Fatally, Ginji looked cute in everything.
"That looks really cute on you, Gin-chan," said Natsumi. "And it's so soft!" Ginji touched the knit with uncertain, lingering fingers, and hugged himself experimentally.
The jumper was white and the yarn appeared to involve cashmere in some capacity. It looked like it would stain if breathed on and fall apart if allowed to touch hot water. And it cost an arm and a leg; Ban didn't have to check the tag to know.
"Yeah, okay," he said. Natsumi beamed and bought three, one for Rena and one for Himiko. Ban made sure those didn't go on his tab.
That evening he got Ginji out of it, but slowly, with stops along the way. All the new clothes still smelt of department store, and a little bit of Natsumi; it was like opening gift wrap the civilized way, how his granny had taught him his manners. When they kissed he put his hands on Ginji's ass and slipped his thumbs into the back pockets of Ginji's jeans for leverage. The denim was stiff, but warm from contact with Ginji's skin.

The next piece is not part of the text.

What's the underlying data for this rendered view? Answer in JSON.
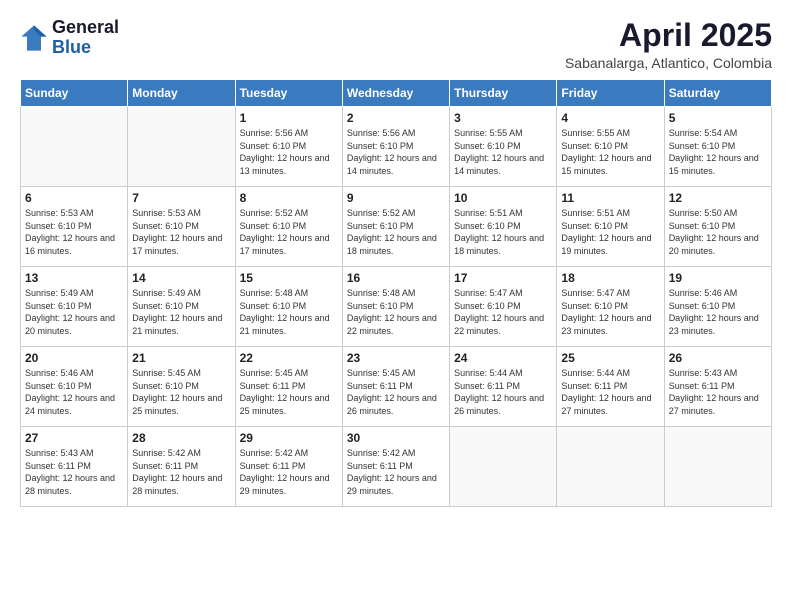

They still had no chairs. The futon was wrong for what he wanted to do, the stools were too low, and standing was a pain. They ended with Ginji sitting on the windowsill while Ban worked aforementioned jeans down around his knees, then altogether off in a fit of insouciance. The venetians were closed but Ginji was restless, shifting and making them clatter with his elbows.

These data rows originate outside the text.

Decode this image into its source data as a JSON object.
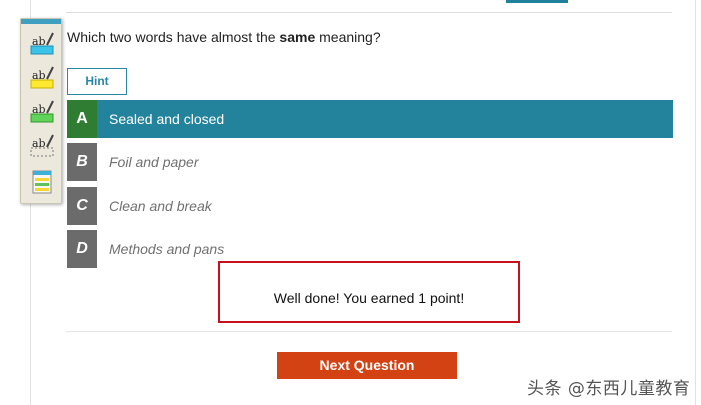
{
  "question": {
    "prefix": "Which two words have almost the ",
    "emphasis": "same",
    "suffix": " meaning?"
  },
  "hint_label": "Hint",
  "options": [
    {
      "letter": "A",
      "text": "Sealed and closed",
      "state": "selected"
    },
    {
      "letter": "B",
      "text": "Foil and paper",
      "state": "unselected"
    },
    {
      "letter": "C",
      "text": "Clean and break",
      "state": "unselected"
    },
    {
      "letter": "D",
      "text": "Methods and pans",
      "state": "unselected"
    }
  ],
  "feedback": "Well done! You earned 1 point!",
  "next_label": "Next Question",
  "watermark": "头条 @东西儿童教育",
  "toolbar": {
    "tools": [
      "highlight-blue-icon",
      "highlight-yellow-icon",
      "highlight-green-icon",
      "highlight-clear-icon",
      "notes-icon"
    ]
  },
  "colors": {
    "accent": "#24839c",
    "correct": "#2e7d32",
    "option_letter_bg": "#6b6b6b",
    "next_button": "#d24213",
    "feedback_border": "#c8101e"
  }
}
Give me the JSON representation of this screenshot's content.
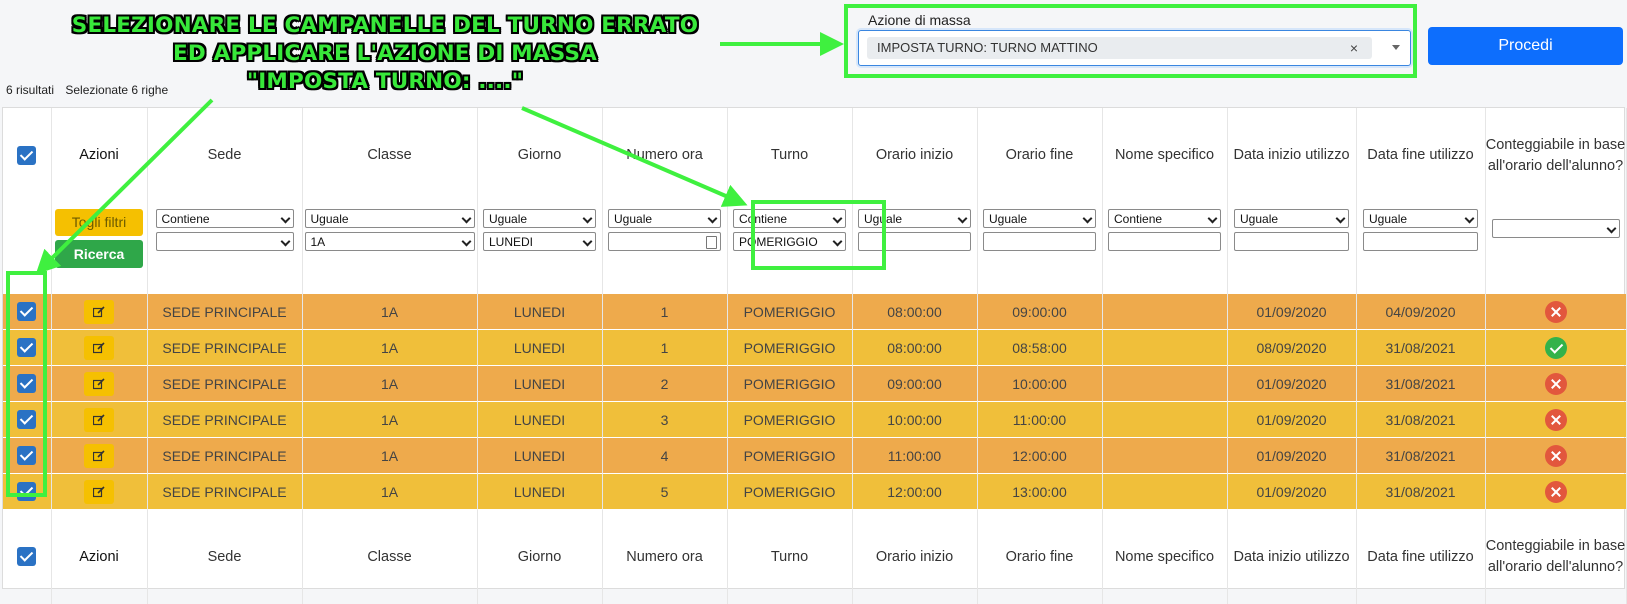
{
  "annotation": {
    "lines": [
      "SELEZIONARE LE CAMPANELLE DEL TURNO ERRATO",
      "ED APPLICARE L'AZIONE DI MASSA",
      "\"IMPOSTA TURNO: ....\""
    ],
    "color": "#38e83a"
  },
  "results": {
    "count": "6 risultati",
    "selected": "Selezionate 6 righe"
  },
  "mass_action": {
    "label": "Azione di massa",
    "value": "IMPOSTA TURNO: TURNO MATTINO",
    "clear": "×",
    "button": "Procedi"
  },
  "columns": [
    "Azioni",
    "Sede",
    "Classe",
    "Giorno",
    "Numero ora",
    "Turno",
    "Orario inizio",
    "Orario fine",
    "Nome specifico",
    "Data inizio utilizzo",
    "Data fine utilizzo",
    "Conteggiabile in base all'orario dell'alunno?"
  ],
  "filters": {
    "togli": "Togli filtri",
    "ricerca": "Ricerca",
    "sede": {
      "op": "Contiene",
      "val": ""
    },
    "classe": {
      "op": "Uguale",
      "val": "1A"
    },
    "giorno": {
      "op": "Uguale",
      "val": "LUNEDI"
    },
    "numero": {
      "op": "Uguale",
      "val": ""
    },
    "turno": {
      "op": "Contiene",
      "val": "POMERIGGIO"
    },
    "inizio": {
      "op": "Uguale",
      "val": ""
    },
    "fine": {
      "op": "Uguale",
      "val": ""
    },
    "nome": {
      "op": "Contiene",
      "val": ""
    },
    "dinizio": {
      "op": "Uguale",
      "val": ""
    },
    "dfine": {
      "op": "Uguale",
      "val": ""
    }
  },
  "rows": [
    {
      "sede": "SEDE PRINCIPALE",
      "classe": "1A",
      "giorno": "LUNEDI",
      "numero": "1",
      "turno": "POMERIGGIO",
      "inizio": "08:00:00",
      "fine": "09:00:00",
      "nome": "",
      "dinizio": "01/09/2020",
      "dfine": "04/09/2020",
      "conteggiabile": "no",
      "color": "orange"
    },
    {
      "sede": "SEDE PRINCIPALE",
      "classe": "1A",
      "giorno": "LUNEDI",
      "numero": "1",
      "turno": "POMERIGGIO",
      "inizio": "08:00:00",
      "fine": "08:58:00",
      "nome": "",
      "dinizio": "08/09/2020",
      "dfine": "31/08/2021",
      "conteggiabile": "yes",
      "color": "yellow"
    },
    {
      "sede": "SEDE PRINCIPALE",
      "classe": "1A",
      "giorno": "LUNEDI",
      "numero": "2",
      "turno": "POMERIGGIO",
      "inizio": "09:00:00",
      "fine": "10:00:00",
      "nome": "",
      "dinizio": "01/09/2020",
      "dfine": "31/08/2021",
      "conteggiabile": "no",
      "color": "orange"
    },
    {
      "sede": "SEDE PRINCIPALE",
      "classe": "1A",
      "giorno": "LUNEDI",
      "numero": "3",
      "turno": "POMERIGGIO",
      "inizio": "10:00:00",
      "fine": "11:00:00",
      "nome": "",
      "dinizio": "01/09/2020",
      "dfine": "31/08/2021",
      "conteggiabile": "no",
      "color": "yellow"
    },
    {
      "sede": "SEDE PRINCIPALE",
      "classe": "1A",
      "giorno": "LUNEDI",
      "numero": "4",
      "turno": "POMERIGGIO",
      "inizio": "11:00:00",
      "fine": "12:00:00",
      "nome": "",
      "dinizio": "01/09/2020",
      "dfine": "31/08/2021",
      "conteggiabile": "no",
      "color": "orange"
    },
    {
      "sede": "SEDE PRINCIPALE",
      "classe": "1A",
      "giorno": "LUNEDI",
      "numero": "5",
      "turno": "POMERIGGIO",
      "inizio": "12:00:00",
      "fine": "13:00:00",
      "nome": "",
      "dinizio": "01/09/2020",
      "dfine": "31/08/2021",
      "conteggiabile": "no",
      "color": "yellow"
    }
  ],
  "colors": {
    "orange_row": "#eeaa4c",
    "yellow_row": "#f0bf3a",
    "primary": "#0d6efd",
    "success": "#2fa749",
    "warning": "#f5c001",
    "highlight": "#3ff03f"
  },
  "icons": {
    "edit": "edit-icon",
    "no": "x-circle-icon",
    "yes": "check-circle-icon",
    "checkbox": "checkbox-icon"
  }
}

"Someone's going to see," he said.
"Let them," said Ban, not meaning it. He didn't think anyone could see anything. On second thought he got up and went to turn off the light. When he came back and sank to his knees Ginji sighed and bowed his head, so that his breath was a warm tickle against Ban's exposed nape.

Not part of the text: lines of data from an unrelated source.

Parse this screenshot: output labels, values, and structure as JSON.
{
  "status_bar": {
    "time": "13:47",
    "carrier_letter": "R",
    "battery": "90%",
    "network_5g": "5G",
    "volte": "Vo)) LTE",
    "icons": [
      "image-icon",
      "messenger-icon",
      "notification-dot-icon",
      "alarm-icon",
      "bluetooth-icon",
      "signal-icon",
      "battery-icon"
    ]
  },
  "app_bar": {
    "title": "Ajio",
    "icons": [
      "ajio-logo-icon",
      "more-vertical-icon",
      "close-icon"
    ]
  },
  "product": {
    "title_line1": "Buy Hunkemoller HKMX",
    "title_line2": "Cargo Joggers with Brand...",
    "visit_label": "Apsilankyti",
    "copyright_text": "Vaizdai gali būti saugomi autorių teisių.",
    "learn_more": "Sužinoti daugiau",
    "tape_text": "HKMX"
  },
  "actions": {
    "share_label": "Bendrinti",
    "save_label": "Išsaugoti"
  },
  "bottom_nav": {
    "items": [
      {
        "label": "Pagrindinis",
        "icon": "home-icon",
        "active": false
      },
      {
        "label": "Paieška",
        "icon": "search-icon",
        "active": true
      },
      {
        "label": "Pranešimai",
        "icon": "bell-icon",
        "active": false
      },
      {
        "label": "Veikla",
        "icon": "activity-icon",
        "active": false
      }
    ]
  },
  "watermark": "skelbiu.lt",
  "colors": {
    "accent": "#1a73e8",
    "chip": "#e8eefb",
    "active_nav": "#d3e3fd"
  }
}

"Are you cold?" Ban asked. He bit the inside of Ginji's thigh, very gently, for the form. Ginji shook his head and murmured no, but when Ban went down on him he curved in on himself even more, as if to segregate the two of them from the open air. He didn't move to touch Ban or to hurry him; he kept his hands on the windowsill and dug his nails into the painted wooden molding. Tiny scratching noises, Ginji's soft, strained breathing above him. Ban listened lazily, closing his eyes and remembering the first time they did this, or something like it. He never thought about it normally, because there were no words to define the heart of the matter -- none until they were well out of the Infinite City, and Ginji had followed him, even though Ban had not asked. Only sometimes the taste of Ginji's skin brought it back; and the way Ginji's pleasure-response could still parse in Ban's mind as pain, if he wasn't well aware of what he was doing. At that earlier point neither of them had been particularly sensitive to the demarcation.
In memory it was this: shattered rubble, a white noon hammering down. Sweat collecting at the base of Raitei's throat and the slick drag of his limbs against Ban's, fingers knotting in Ban's flesh. The heat of him inside and out, less contained than lightning, more merciless than the sun.
After he'd made Ginji come he kissed his way up, pushing impractically sensuous cashmere aside to reveal the gist of the matter. Ginji laughed and tugged at Ban's turtleneck until it went over his head. They tumbled into the futon and Ban pulled the cover over their heads. It really was cold now, and they had no space heater -- no money to buy one, needless to say. Tokyo was a bitch like that.
"Ban-chan," Ginji said into the crook of his arm, "it'll be December soon. Your birthday's coming up." Ban's hands paused for a second before moving again, and Ginji arched into the touch, exhaling, a little sleepy now.
But Ban wasn't the wishing type.
"Tomorrow," he said, "let's talk about it tomorrow."